Portuguese Cuisine – “Garoupa à Portuguesa”

My mother’s idea of a fish dinner had always been either tuna sandwiches or fish sticks. I didn’t find them terribly obnoxious, but I wouldn’t, as they say, wake up in the middle of the night yellin’ for them.  There just aren’t enough sauces to make up the lack of flavor when it comes to fish sticks. The best you could say about either of them is that they were a fast meal.

Continental Portugal has 586 miles of coast, and I am here to tell you that the the Portuguese know fish. I’ll admit that the first time I ordered fish in a restaurant, the eyes looking back at me took me aback. It’s just one of those things you have to get used to. But I kept a blind eye on the side of the market where the fish was sold.

Fate caught up with me, though. Our “Tia Lília” invited us to her home for a fish dinner.

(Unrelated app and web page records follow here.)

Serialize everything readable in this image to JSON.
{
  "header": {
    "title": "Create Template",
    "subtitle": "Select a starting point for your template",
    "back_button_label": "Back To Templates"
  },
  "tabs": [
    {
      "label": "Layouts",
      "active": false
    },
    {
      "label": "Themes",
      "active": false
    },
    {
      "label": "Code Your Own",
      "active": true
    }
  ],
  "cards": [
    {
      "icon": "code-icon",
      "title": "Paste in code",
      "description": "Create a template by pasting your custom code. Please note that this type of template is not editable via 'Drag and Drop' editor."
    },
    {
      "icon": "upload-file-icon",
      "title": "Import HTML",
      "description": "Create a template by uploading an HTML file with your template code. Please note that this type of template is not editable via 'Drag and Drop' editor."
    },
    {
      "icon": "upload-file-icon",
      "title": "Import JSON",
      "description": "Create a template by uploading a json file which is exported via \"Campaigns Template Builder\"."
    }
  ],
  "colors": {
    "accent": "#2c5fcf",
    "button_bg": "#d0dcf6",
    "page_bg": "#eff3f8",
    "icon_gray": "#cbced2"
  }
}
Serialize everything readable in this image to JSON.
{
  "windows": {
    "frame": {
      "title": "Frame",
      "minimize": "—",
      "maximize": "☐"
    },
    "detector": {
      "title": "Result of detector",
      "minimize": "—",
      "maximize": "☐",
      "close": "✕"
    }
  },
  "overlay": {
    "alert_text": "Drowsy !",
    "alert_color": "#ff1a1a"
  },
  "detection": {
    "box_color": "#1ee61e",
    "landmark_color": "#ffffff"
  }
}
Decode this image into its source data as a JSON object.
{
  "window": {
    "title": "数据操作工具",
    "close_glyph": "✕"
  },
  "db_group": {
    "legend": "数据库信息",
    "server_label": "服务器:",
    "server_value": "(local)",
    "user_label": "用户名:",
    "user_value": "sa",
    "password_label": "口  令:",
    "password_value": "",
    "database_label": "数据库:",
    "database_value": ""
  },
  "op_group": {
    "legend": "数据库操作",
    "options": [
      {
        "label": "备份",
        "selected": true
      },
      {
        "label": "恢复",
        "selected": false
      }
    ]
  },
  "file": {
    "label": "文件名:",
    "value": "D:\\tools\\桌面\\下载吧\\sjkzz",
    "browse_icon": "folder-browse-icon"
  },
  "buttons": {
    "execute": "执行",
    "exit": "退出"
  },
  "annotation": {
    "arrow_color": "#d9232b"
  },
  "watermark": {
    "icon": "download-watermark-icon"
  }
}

She was concerned that Harry was way too thin and she wanted to give me some cooking advice. Into the kitchen I went to watch her prepare a fish the likes I had never seen before. The body of it was kind of triangular and happily, it was dead. The first thing she did was teach me how to scale the fish, then followed it up with a demonstration of how to filet the fish. But she left the eyes on it.

While the fish was cooking, Tia put the finishing touches on the sopa da galinha  including adding the egg yolks that she had taken from the hen, and the chicken’s feet.  Portuguese bread, boiled potatoes, salad and fresh fruit completed the meal. And the fish? The best I had ever eaten. It was a dish that I made quite a few times once I got over the fish looking at me at the market.

Recipe for Portuguese Grouper:

Time: prep – about 10 minutes; Cooking time 30 minutes

6 small to medium groupers scaled and filleted.

1 pound of tomatoes, one medium sized onion, 3 tablespoons of butter or olive oil, half a cup of dry white wine (or grape juice), a bunch of Italian parsley, salt and pepper to taste

Season the sliced onion, with salt and pepper and simmer over a low flame.. Add the tomatoes peeled and seeded. After ten minutes, add the white wine. Put this sauce in a pan that can be put in the oven and put the groupers on top. Cook in medium heat for about 20 minutes covering them occasionally with the sauce. When done, serve with chopped parsley to garnish.

Are you up for a fish dinner?


23 thoughts on “Portuguese Cuisine – “Garoupa à Portuguesa”

  1. I think the professor might feel the same way at first! I’m not a seafood person, but…in Portugal (or Florida) it might be different. It does sound good.

    😆 Obnoxious fish sticks was funny.


  2. Well, they /were/ obnoxious. Kind of like a conversation between DS and Ruber. They have NO flavor at all (which was why Mom liked them because she hated fish but my dad loved it so that was the compromise) unless you put tartar sauce or something on them.


  3. You had me till you got to the chicken feet – yeuch! I find I must leap to the defence of the fish stick though – known here as fish fingers (there, doesn’t that make them sound more interesting already?). Stuck on a lavishly buttered bread roll with ketchup – a meal fit for a king! 😉


    1. To be offered the chicken feet is an honor. I believe I’ve come across the term, fish fingers somewhere. I think I was spoiled from those years in Portugal. The only fish that make me smile are the fresh ones, and being the best restaurant in Florida is near the seaside. 😀 Thanks for coming by – I will get to your blog yet this week…it’s been a randomly busy week.


  4. I must admit, I am with the Professor. I am not much of a fish person, and if I saw fish eyes staring up at me from a plate, OMKATS I think I would be running to the bathroom.

    Obnoxious fish sticks….I love that, Susan! LOL I remember growing up and having those, and nope, I never dreamed of them.

    Shudder….chicken feet? Oh my. I must be spoiled or something. No thank you. xxoo, Amy


  5. She left the eyes in the fish. Oh my! I just saw The Hobbit and in one of the scenes he cooked a fish with head and all. I could not do it.


      1. I just can’t imagine cooking a fish with the head still on with those eyes staring at me. When I was little I remember my mother cutting off the head first and then gut and skin it. That’s probably why I don’t buy them whole I am still traumatized. ..lol


Comments are closed.